ASSIGNMENT:
Find and copy each line in the material below where the string "Frequency" occurs.

PROVIDED INFORMATION:
————————
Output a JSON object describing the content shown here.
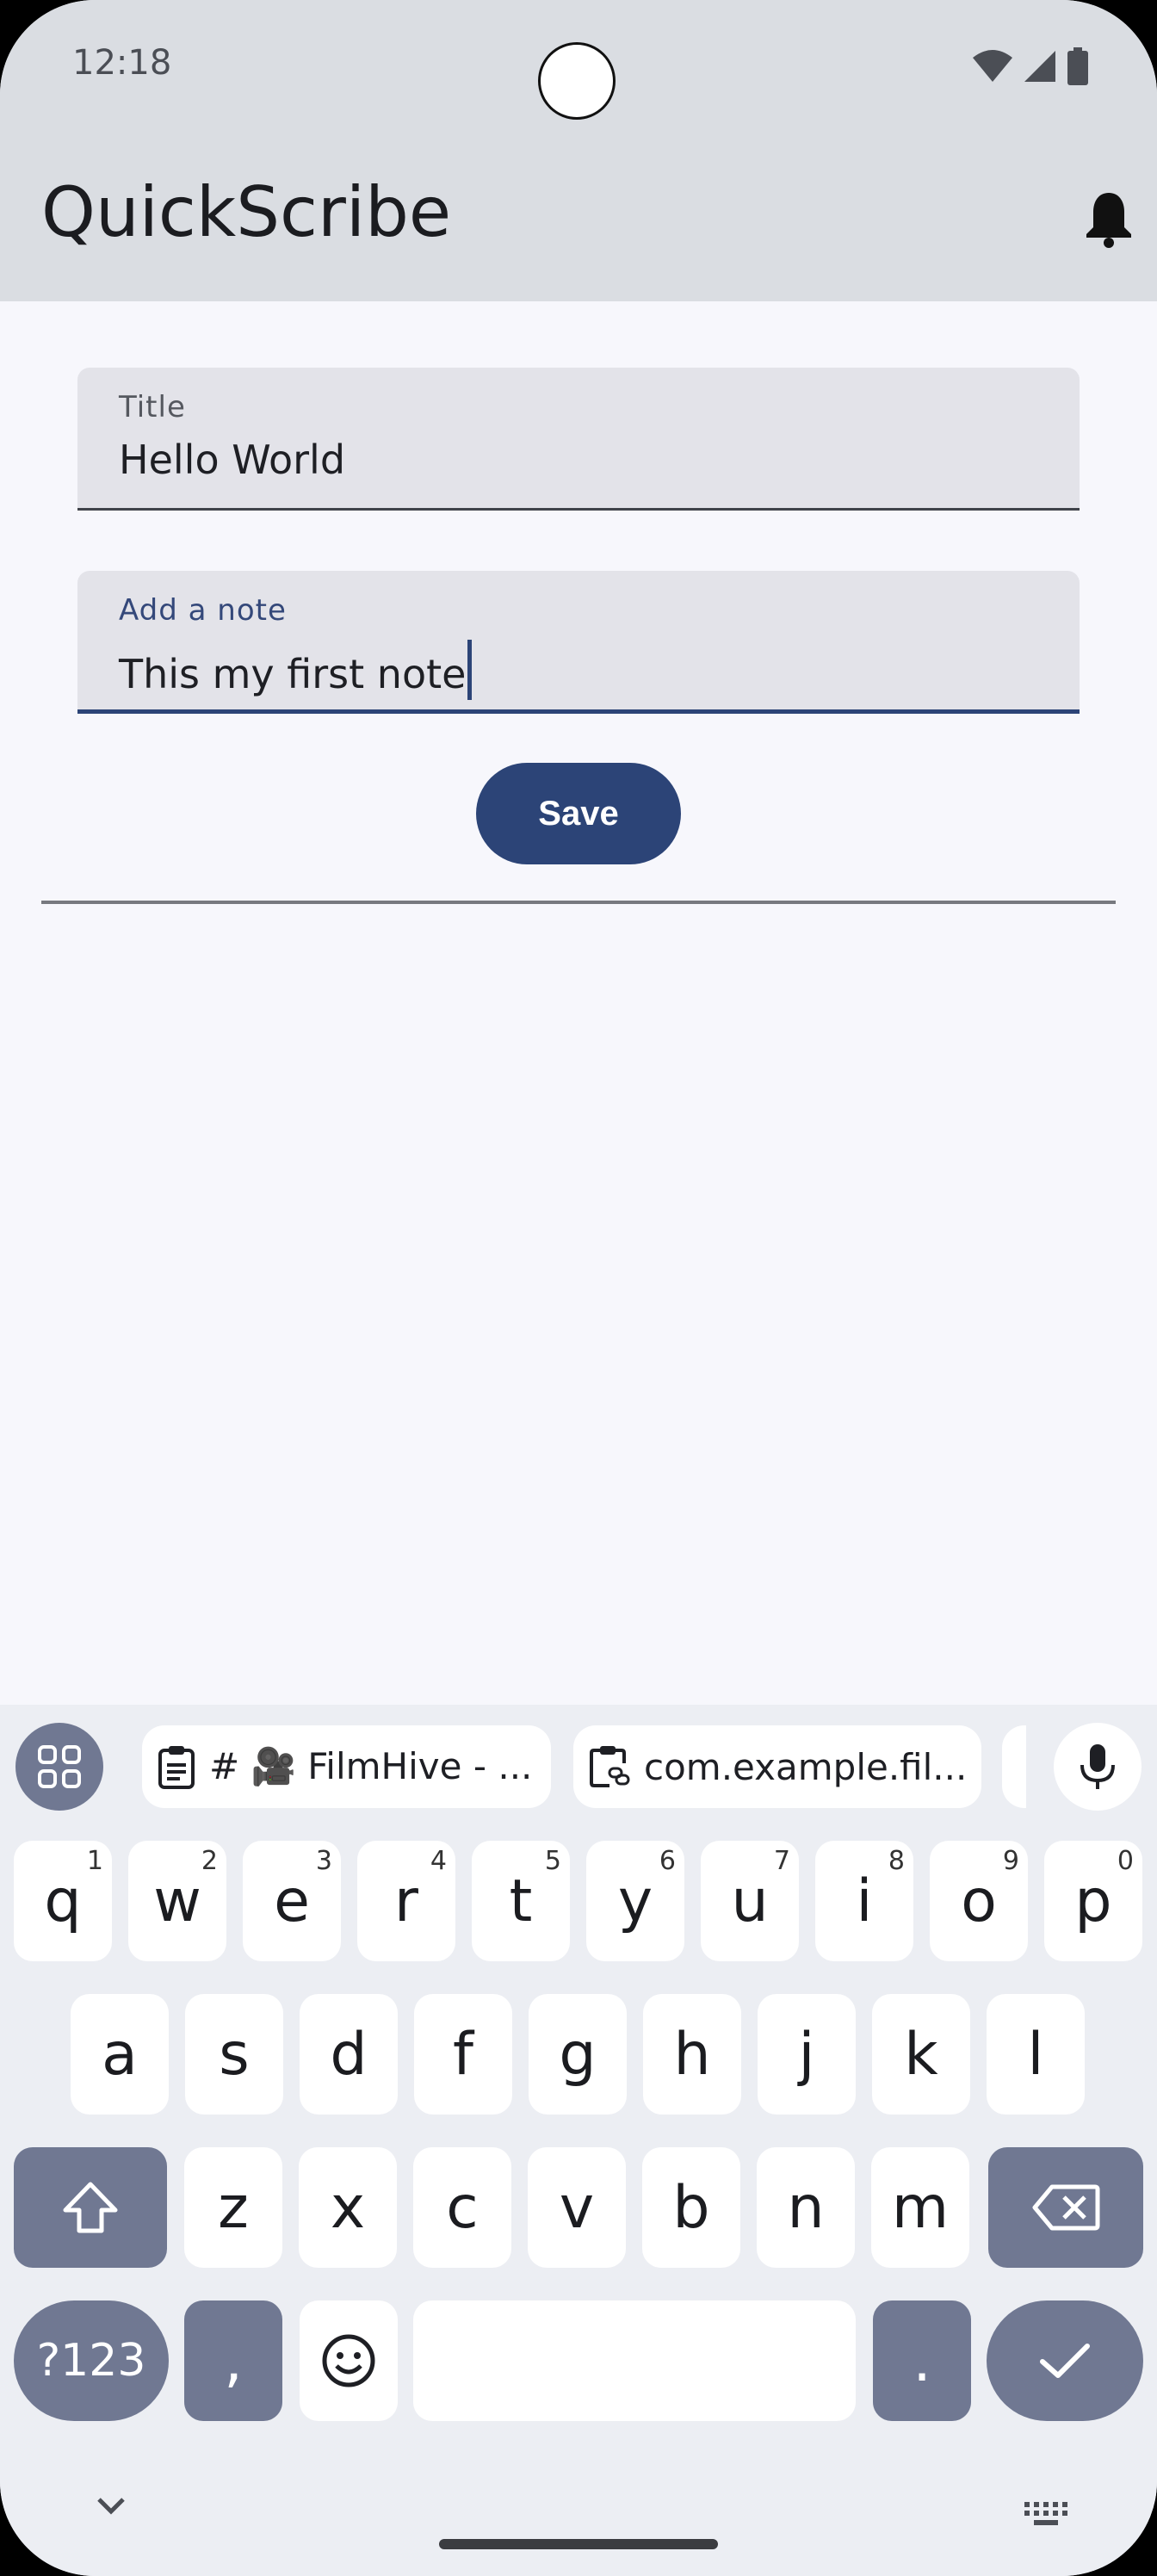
{
  "status_bar": {
    "time": "12:18"
  },
  "app_bar": {
    "title": "QuickScribe"
  },
  "form": {
    "title_label": "Title",
    "title_value": "Hello World",
    "note_label": "Add a note",
    "note_value": "This my first note",
    "save_label": "Save"
  },
  "keyboard": {
    "suggestions": [
      {
        "text": "# 🎥 FilmHive - ..."
      },
      {
        "text": "com.example.fil..."
      }
    ],
    "row1": [
      {
        "k": "q",
        "n": "1"
      },
      {
        "k": "w",
        "n": "2"
      },
      {
        "k": "e",
        "n": "3"
      },
      {
        "k": "r",
        "n": "4"
      },
      {
        "k": "t",
        "n": "5"
      },
      {
        "k": "y",
        "n": "6"
      },
      {
        "k": "u",
        "n": "7"
      },
      {
        "k": "i",
        "n": "8"
      },
      {
        "k": "o",
        "n": "9"
      },
      {
        "k": "p",
        "n": "0"
      }
    ],
    "row2": [
      "a",
      "s",
      "d",
      "f",
      "g",
      "h",
      "j",
      "k",
      "l"
    ],
    "row3": [
      "z",
      "x",
      "c",
      "v",
      "b",
      "n",
      "m"
    ],
    "symbols_label": "?123",
    "comma_label": ",",
    "period_label": "."
  },
  "colors": {
    "primary": "#2c4477",
    "app_bar_bg": "#dadde2",
    "surface": "#f7f7fc",
    "field_bg": "#e3e3e9",
    "key_dark": "#707892"
  }
}
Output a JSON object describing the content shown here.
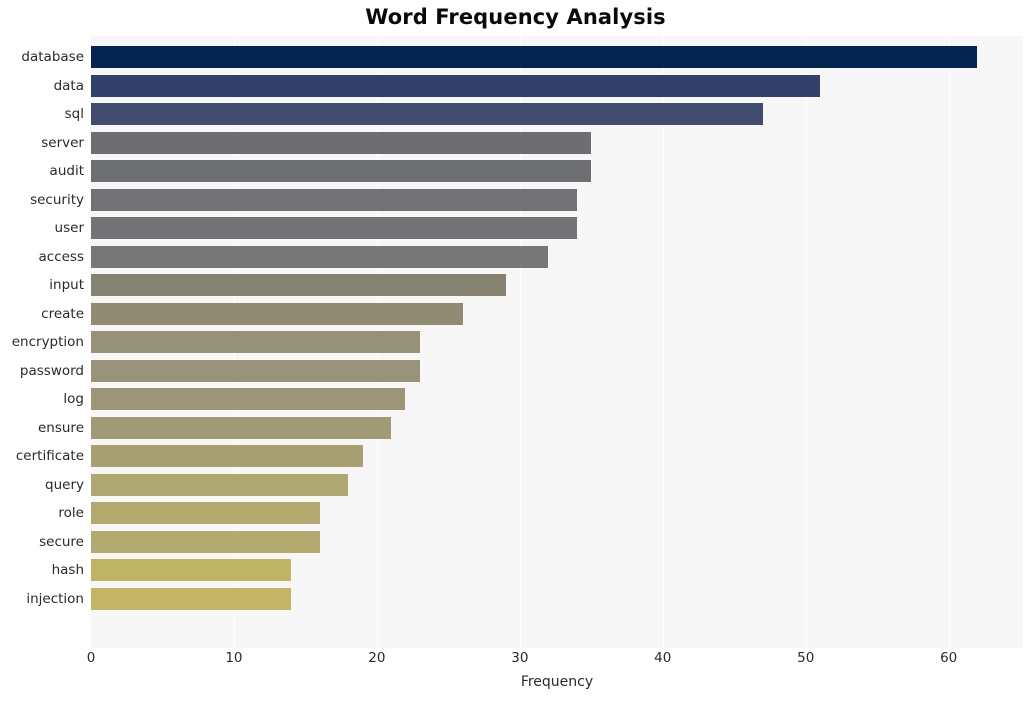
{
  "chart_data": {
    "type": "bar",
    "orientation": "horizontal",
    "title": "Word Frequency Analysis",
    "xlabel": "Frequency",
    "ylabel": "",
    "xlim": [
      0,
      65.2
    ],
    "xticks": [
      0,
      10,
      20,
      30,
      40,
      50,
      60
    ],
    "xticklabels": [
      "0",
      "10",
      "20",
      "30",
      "40",
      "50",
      "60"
    ],
    "grid": true,
    "grid_axis": "x",
    "legend": null,
    "categories": [
      "database",
      "data",
      "sql",
      "server",
      "audit",
      "security",
      "user",
      "access",
      "input",
      "create",
      "encryption",
      "password",
      "log",
      "ensure",
      "certificate",
      "query",
      "role",
      "secure",
      "hash",
      "injection"
    ],
    "values": [
      62,
      51,
      47,
      35,
      35,
      34,
      34,
      32,
      29,
      26,
      23,
      23,
      22,
      21,
      19,
      18,
      16,
      16,
      14,
      14
    ],
    "bar_colors": [
      "#042552",
      "#33406c",
      "#414c6f",
      "#6d6e72",
      "#6e6f73",
      "#727275",
      "#737376",
      "#77777a",
      "#85836f",
      "#908c72",
      "#979277",
      "#98937a",
      "#9b9678",
      "#a19b75",
      "#a89f72",
      "#b0a66f",
      "#b3a96f",
      "#b4aa6f",
      "#c0b363",
      "#c2b565"
    ],
    "plot_bg": "#f7f7f8",
    "figure_bg": "#ffffff",
    "gridline_color": "#ffffff",
    "title_color": "#0a0a0a",
    "tick_color": "#2a2a2a"
  },
  "axis": {
    "x_label": "Frequency"
  }
}
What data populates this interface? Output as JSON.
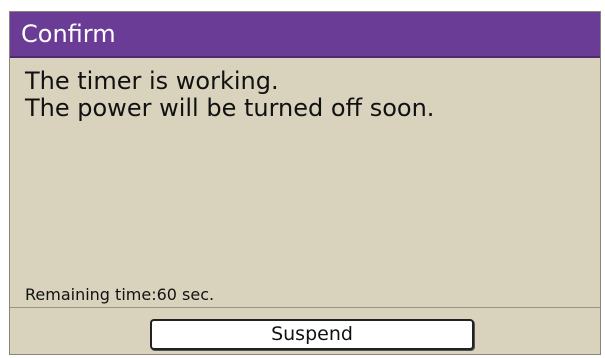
{
  "dialog": {
    "title": "Confirm",
    "message_line1": "The timer is working.",
    "message_line2": "The power will be turned off soon.",
    "remaining_label": "Remaining time:",
    "remaining_value": "60 sec.",
    "suspend_label": "Suspend"
  },
  "colors": {
    "titlebar": "#6b3c95",
    "background": "#d9d2bd",
    "button": "#ffffff"
  }
}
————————
EXERCISE ANSWER:
    "title": "Word Frequency Analysis",
    "xlabel": "Frequency",
    "x_label": "Frequency"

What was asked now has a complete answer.